● YOUR GOAL: From the entries, copy out every line in which the word "subtitle" is found.

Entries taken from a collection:
++++++++++

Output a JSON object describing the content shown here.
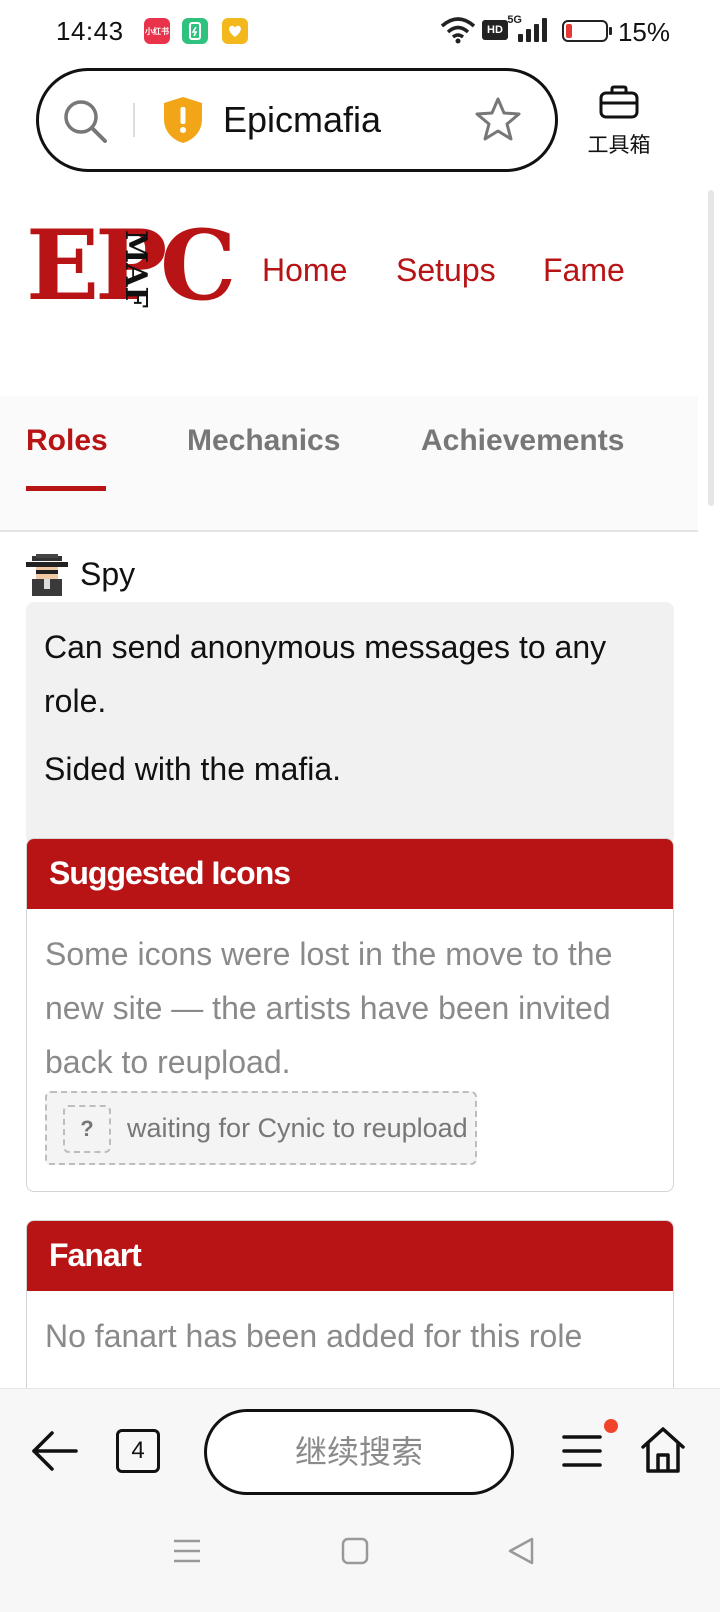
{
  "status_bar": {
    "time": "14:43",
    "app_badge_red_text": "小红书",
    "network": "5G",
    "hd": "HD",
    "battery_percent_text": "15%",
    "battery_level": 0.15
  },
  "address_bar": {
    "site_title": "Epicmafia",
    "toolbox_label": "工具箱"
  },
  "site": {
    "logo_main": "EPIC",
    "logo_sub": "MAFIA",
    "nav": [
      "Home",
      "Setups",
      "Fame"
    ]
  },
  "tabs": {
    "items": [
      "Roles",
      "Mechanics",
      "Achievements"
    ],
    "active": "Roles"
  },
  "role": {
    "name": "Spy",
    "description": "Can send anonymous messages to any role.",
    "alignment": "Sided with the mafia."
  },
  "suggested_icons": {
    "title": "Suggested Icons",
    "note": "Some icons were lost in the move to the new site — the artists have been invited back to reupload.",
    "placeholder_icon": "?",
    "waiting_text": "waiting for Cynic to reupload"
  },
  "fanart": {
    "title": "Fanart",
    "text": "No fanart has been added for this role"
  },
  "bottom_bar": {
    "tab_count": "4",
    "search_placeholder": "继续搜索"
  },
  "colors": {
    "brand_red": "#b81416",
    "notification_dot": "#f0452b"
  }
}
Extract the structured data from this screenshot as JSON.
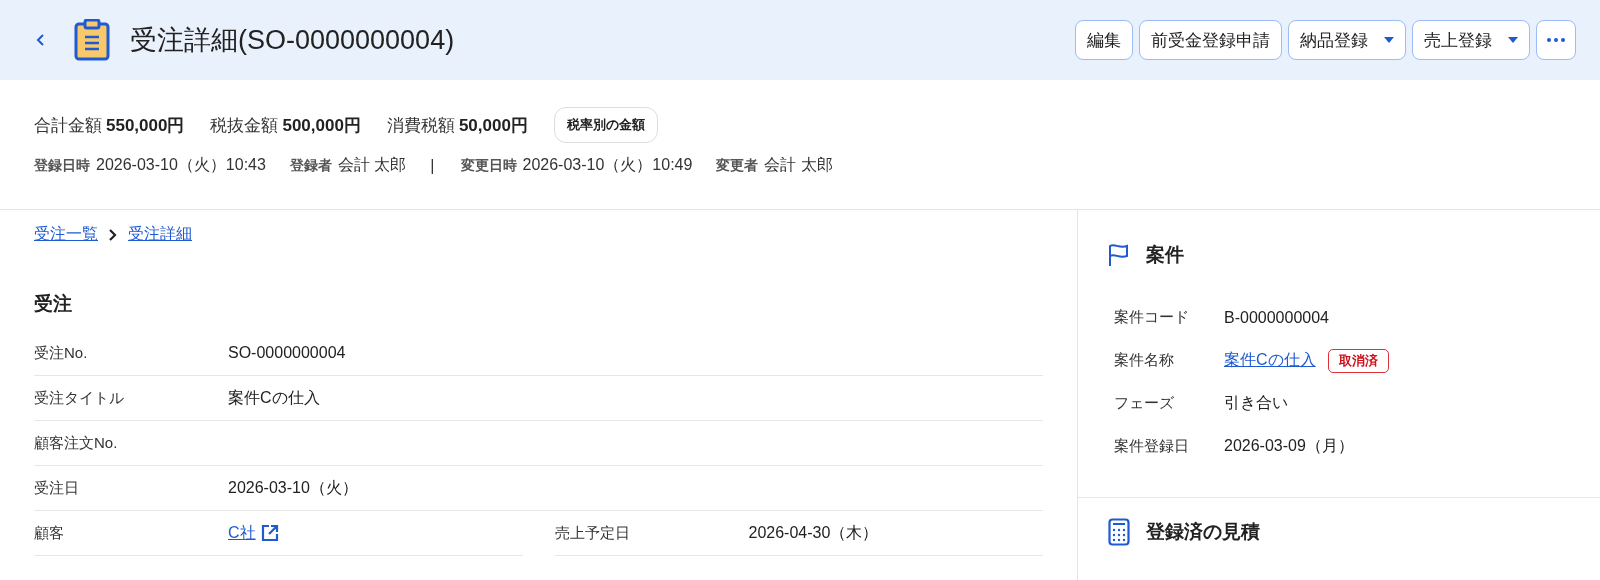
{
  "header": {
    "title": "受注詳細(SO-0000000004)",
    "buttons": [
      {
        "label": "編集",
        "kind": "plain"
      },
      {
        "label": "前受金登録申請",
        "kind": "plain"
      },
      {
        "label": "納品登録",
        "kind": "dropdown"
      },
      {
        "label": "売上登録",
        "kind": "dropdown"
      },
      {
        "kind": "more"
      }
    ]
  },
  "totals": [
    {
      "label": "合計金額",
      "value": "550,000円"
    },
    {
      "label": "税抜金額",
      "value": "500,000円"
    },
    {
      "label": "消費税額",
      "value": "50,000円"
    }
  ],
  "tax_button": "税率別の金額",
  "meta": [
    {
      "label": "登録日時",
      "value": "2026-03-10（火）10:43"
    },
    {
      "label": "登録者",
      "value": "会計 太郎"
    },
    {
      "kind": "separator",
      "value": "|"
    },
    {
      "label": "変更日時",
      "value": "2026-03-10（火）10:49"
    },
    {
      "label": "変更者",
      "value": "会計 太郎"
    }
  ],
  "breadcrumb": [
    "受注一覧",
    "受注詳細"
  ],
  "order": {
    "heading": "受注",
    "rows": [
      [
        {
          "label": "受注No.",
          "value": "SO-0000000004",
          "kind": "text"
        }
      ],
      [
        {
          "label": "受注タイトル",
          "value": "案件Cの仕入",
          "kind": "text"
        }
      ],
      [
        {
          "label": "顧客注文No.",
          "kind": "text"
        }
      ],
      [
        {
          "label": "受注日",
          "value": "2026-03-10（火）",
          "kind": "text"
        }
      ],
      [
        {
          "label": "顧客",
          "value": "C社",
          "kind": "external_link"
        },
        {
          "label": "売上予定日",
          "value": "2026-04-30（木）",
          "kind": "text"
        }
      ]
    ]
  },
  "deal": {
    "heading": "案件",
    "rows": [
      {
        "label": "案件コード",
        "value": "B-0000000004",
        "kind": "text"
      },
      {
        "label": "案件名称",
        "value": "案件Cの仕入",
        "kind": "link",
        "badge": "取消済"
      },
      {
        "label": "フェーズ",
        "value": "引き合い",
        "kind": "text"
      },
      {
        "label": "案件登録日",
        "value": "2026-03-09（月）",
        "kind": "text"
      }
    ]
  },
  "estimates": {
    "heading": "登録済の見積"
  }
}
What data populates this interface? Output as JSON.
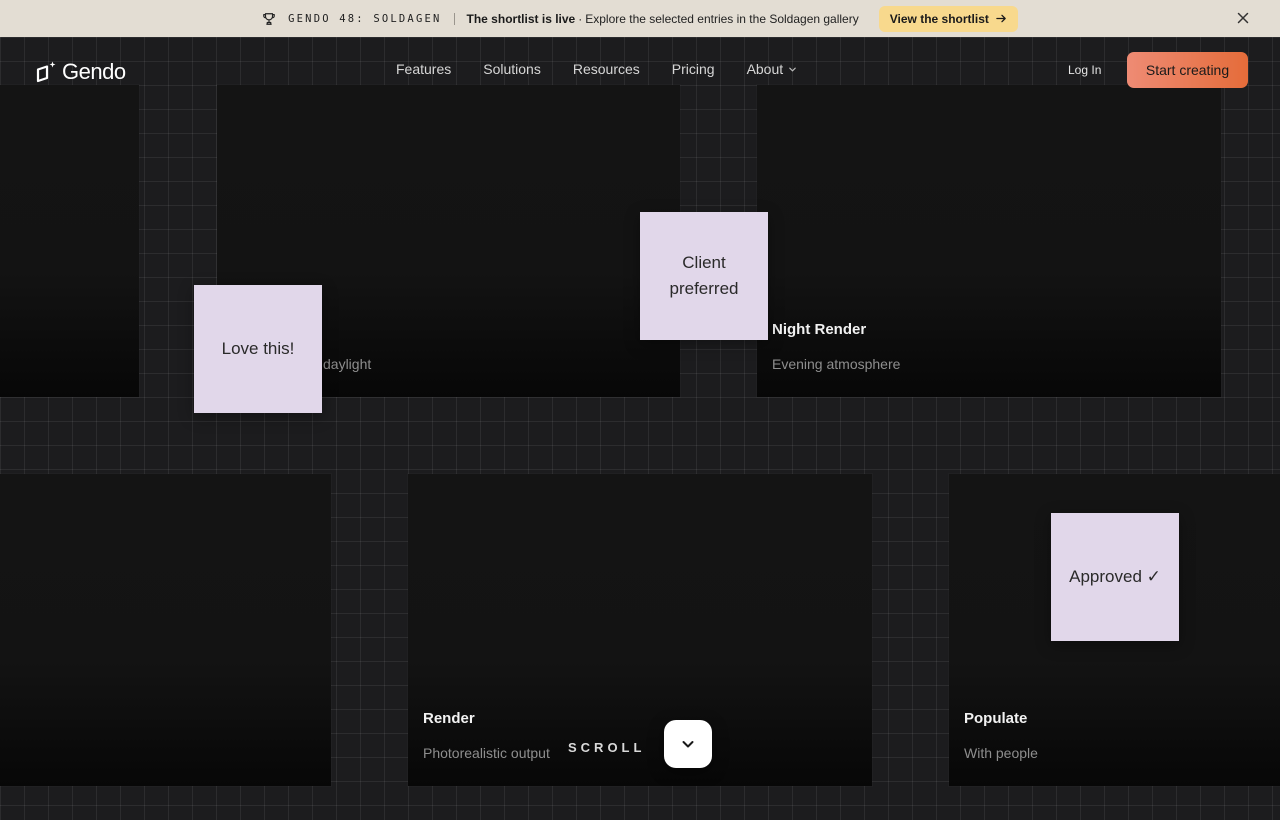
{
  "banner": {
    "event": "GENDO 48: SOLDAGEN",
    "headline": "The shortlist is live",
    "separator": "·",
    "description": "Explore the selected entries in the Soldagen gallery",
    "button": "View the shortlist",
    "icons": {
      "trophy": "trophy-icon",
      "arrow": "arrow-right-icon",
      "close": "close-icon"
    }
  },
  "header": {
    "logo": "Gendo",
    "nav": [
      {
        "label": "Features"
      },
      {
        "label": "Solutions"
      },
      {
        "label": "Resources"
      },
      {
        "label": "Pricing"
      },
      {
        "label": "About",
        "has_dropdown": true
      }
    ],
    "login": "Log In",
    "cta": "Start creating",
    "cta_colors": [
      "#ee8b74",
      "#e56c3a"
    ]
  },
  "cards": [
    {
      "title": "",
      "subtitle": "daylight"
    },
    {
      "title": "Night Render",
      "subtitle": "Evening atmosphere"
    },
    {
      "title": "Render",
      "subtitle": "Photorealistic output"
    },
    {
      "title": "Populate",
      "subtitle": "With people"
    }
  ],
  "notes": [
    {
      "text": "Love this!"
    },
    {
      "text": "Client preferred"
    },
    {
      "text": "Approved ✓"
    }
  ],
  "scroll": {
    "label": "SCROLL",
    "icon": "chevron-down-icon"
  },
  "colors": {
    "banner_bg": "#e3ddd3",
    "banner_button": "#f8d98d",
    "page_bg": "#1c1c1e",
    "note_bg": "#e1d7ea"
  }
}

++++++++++

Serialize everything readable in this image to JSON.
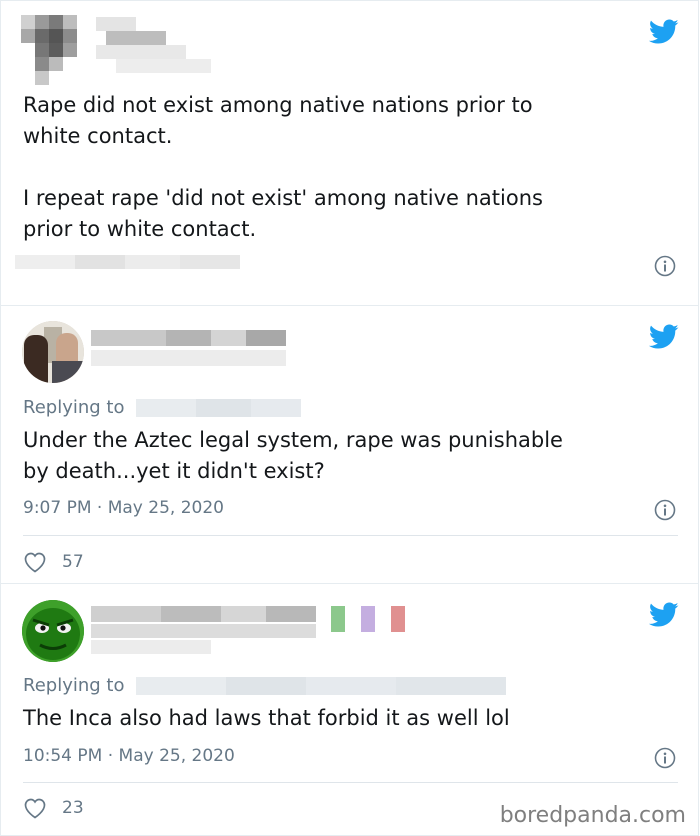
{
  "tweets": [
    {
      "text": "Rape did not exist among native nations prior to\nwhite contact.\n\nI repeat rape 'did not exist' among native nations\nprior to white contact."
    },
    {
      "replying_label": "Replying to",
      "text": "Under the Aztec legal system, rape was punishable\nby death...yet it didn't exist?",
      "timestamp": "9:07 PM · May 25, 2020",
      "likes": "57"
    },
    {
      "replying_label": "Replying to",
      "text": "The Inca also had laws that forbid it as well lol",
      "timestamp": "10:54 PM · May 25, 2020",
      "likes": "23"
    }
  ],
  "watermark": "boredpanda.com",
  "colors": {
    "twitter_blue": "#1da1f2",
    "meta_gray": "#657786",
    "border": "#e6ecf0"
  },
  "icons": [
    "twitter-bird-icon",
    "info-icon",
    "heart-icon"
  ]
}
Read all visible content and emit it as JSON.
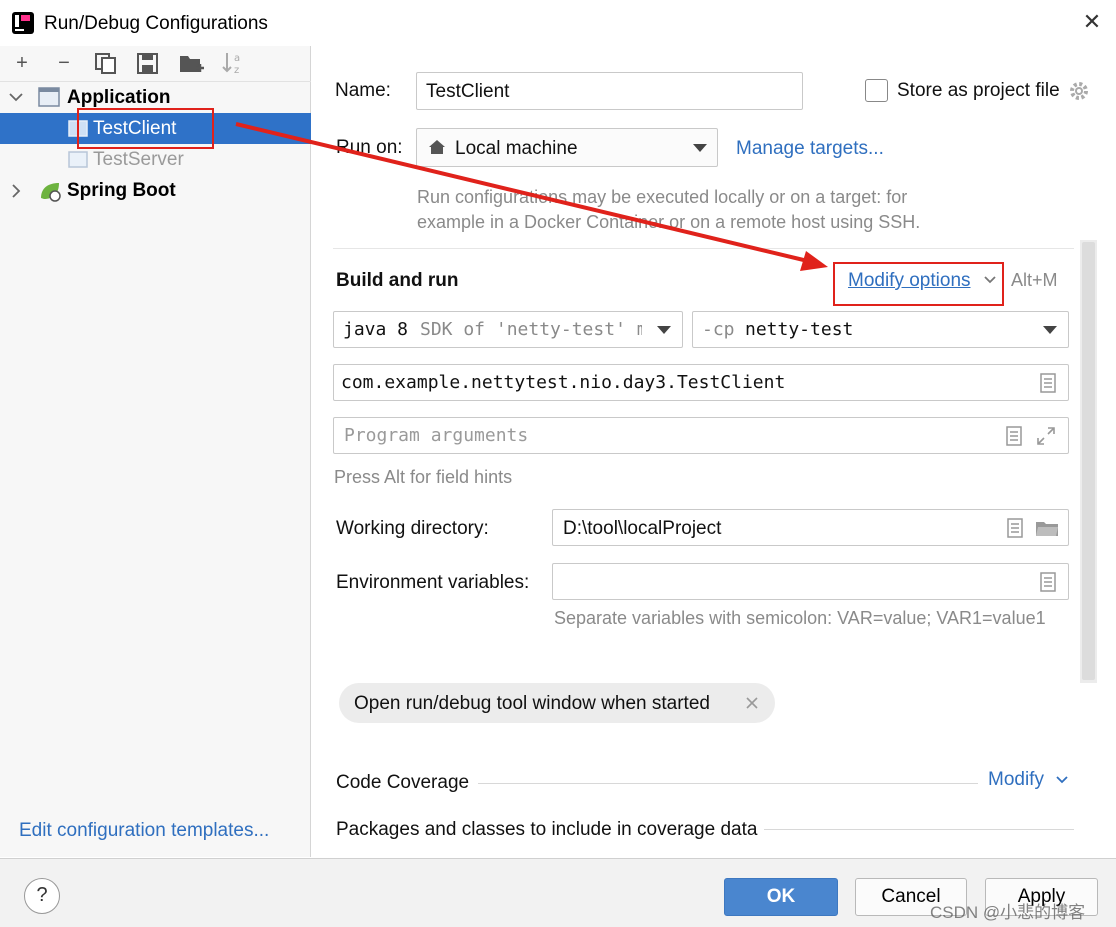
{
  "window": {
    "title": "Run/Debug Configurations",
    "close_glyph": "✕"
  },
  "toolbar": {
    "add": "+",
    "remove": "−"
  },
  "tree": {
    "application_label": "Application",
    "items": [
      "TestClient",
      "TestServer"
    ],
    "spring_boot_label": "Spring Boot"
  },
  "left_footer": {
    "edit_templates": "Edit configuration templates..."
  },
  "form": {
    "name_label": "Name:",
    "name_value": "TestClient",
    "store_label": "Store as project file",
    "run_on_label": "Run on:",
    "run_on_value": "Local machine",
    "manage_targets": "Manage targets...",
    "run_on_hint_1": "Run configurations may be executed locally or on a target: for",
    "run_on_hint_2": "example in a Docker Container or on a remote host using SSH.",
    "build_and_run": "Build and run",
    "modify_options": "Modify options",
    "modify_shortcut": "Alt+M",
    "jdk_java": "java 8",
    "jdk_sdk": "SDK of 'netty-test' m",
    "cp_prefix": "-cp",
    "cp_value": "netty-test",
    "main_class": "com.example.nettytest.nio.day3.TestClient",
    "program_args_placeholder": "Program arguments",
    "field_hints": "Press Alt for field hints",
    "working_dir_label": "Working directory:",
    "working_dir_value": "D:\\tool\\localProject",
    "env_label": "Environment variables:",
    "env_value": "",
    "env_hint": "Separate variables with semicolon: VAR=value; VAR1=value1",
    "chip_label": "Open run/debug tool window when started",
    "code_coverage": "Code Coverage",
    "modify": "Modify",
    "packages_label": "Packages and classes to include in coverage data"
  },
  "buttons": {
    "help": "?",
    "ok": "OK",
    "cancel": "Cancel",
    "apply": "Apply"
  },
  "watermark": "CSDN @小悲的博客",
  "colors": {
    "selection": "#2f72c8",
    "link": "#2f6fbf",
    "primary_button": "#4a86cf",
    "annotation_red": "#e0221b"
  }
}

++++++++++

● TASK OUTPUT:
      "subtitle": "daylight"
      "subtitle": "Evening atmosphere"
      "subtitle": "Photorealistic output"
      "subtitle": "With people"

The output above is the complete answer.